TITLEIST EYES ARE SMILING: That's mainly because the smiling eyes of Mark O'Meara will be looking out from under the bill of a Titleist hat for the 2001 season. O'Meara will be head-to-toe Titleist and FootJoy - he'll play Titleist clubs and golf balls, which will be carried in a Titleist bag, he'll wear that hat, and he'll wear FootJoy shoes and a Titleist or FootJoy glove. The parties wouldn't say more than that the deal is for multiple seasons, but sources close to the negotiations said the contract is worth $1.6 million per year to O'Meara.
 
The most important aspect of the Titleist-ization of O'Meara is the golf ball. Titleist snatched O'Meara away from Spalding Sports Worldwide, for whom he was probably the most recognizable pitchman for the Strata brand of golf balls.

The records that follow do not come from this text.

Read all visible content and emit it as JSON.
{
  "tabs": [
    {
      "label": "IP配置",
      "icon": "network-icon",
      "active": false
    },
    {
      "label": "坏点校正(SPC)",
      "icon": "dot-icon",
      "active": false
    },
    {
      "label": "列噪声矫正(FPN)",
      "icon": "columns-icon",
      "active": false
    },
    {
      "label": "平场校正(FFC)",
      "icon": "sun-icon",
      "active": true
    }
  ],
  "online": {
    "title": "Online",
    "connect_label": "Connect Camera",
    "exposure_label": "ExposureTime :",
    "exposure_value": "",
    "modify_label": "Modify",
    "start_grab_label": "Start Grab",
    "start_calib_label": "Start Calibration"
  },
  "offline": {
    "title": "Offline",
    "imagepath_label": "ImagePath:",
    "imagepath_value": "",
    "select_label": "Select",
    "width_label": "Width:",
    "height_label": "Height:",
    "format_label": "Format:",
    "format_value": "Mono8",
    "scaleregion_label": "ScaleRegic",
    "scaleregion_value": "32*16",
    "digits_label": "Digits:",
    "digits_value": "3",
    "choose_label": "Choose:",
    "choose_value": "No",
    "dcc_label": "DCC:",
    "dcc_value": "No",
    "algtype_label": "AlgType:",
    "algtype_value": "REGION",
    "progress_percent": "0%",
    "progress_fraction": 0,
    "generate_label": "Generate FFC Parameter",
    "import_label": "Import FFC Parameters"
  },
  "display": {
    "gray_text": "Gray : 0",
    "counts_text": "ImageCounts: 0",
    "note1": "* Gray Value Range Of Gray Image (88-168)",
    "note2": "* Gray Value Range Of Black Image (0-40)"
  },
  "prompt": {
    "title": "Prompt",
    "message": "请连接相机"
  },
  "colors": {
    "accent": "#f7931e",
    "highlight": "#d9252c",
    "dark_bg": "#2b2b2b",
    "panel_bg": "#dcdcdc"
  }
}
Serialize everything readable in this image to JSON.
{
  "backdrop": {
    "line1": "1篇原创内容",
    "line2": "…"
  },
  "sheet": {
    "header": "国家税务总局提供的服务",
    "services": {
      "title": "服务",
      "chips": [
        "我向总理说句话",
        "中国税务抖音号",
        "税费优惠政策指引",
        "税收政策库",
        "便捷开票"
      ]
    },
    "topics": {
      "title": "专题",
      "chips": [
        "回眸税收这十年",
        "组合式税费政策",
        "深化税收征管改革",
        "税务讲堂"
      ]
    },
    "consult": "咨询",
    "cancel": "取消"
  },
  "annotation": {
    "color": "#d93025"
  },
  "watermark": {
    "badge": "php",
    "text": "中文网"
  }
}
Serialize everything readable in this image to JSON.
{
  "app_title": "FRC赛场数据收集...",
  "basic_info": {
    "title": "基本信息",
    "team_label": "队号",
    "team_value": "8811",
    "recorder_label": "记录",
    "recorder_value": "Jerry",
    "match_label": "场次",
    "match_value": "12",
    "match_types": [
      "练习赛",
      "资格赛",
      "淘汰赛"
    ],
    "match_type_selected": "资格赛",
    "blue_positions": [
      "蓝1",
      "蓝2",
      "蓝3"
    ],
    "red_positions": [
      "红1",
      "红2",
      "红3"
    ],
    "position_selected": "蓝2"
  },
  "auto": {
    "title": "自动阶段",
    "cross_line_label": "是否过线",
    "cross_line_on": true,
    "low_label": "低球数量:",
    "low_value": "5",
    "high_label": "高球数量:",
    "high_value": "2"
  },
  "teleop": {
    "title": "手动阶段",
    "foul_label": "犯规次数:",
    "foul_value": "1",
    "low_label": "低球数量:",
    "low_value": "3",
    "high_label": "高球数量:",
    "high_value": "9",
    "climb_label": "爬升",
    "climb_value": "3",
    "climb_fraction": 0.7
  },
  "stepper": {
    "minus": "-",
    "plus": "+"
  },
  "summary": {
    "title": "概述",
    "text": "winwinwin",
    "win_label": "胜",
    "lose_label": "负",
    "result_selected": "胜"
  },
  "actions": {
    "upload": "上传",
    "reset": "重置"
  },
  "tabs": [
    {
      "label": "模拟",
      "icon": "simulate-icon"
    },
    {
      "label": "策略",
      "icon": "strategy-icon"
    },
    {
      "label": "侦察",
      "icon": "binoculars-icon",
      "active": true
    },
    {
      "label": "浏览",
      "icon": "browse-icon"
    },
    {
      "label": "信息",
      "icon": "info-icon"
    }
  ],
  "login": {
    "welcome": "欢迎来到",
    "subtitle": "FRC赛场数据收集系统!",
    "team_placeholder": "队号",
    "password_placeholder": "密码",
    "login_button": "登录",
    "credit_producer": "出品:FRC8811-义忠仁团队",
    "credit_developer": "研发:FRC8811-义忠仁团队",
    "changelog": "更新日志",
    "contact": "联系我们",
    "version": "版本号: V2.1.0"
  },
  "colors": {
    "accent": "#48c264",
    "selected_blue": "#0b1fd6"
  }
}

O'Meara will play the new, solid-core Titleist Pro V1 392 model golf ball, which has drawn professional player raves since its introduction at the PGA Tour's Las Vegas event in October. O'Meara's presence will add even more experienced-player credibility to Titleist's aggressive campaign to beat back competitors' efforts to control the wound ball category and paint Titleist as a wound-ball specialist, and therefore, out of step.
 
Of course, the Pro V1 392 (the name of which will be updated for 2001) isn't Titleist's first solid-core ball. But Titleist's high-profile marketing of it prior to general release is an unmistakable sign of the 'Bring it on' philosophy Titleist has espoused since new ball companies - specifically Nike - got into the business.
 
And among all this conflict it's easy to forget that O'Meara is ending a long golf club association with TaylorMade Golf - so no more laying bricks with TaylorMade irons.
 
RULES DISHARMONY AND THE TOUR: As far as thin-faced drivers are concerned, the PGA Tour is staying the course for now.
 
During his annual 'State of the Tour' conference call with reporters Wednesday, Tour commissioner Tim Finchem said that the Tour will follow the Rules of Golf that apply in the region where the relevant competition is being played. So all those drivers on the U.S. Golf Association nonconforming list would be nixed for domestic U.S. events. But if a player wanted to bring one to an overseas event, such as the British Open or one of the overseas World Golf Championships, that would be OK, because the Royal & Ancient Golf Club of St. Andrews, which does not proscribe those drivers, makes the rules in those places.
 
About a month ago, Finchem publicly encouraged the rulemaking bodies to work to harmonize equipment standards. During the conference call, he reported that both the USGA and the R&A had responded favorably to his suggestion, but that no one should expect either organization to move precipitously.
 
WHO LET THE DOGS OUT?: During the conference call, background noise from the phone lines of the many reporters who had called in repeatedly interrupted the Commissioner Finchem's presentation. He soldiered on - until some caller's obviously large dog sounded off in the background with a fusillade of barks.
 
And of course, all the Commish could do was share in the hearty laughter of the reporters. (Note to Commissioner Finchem: I wasn't calling from home, I promise.)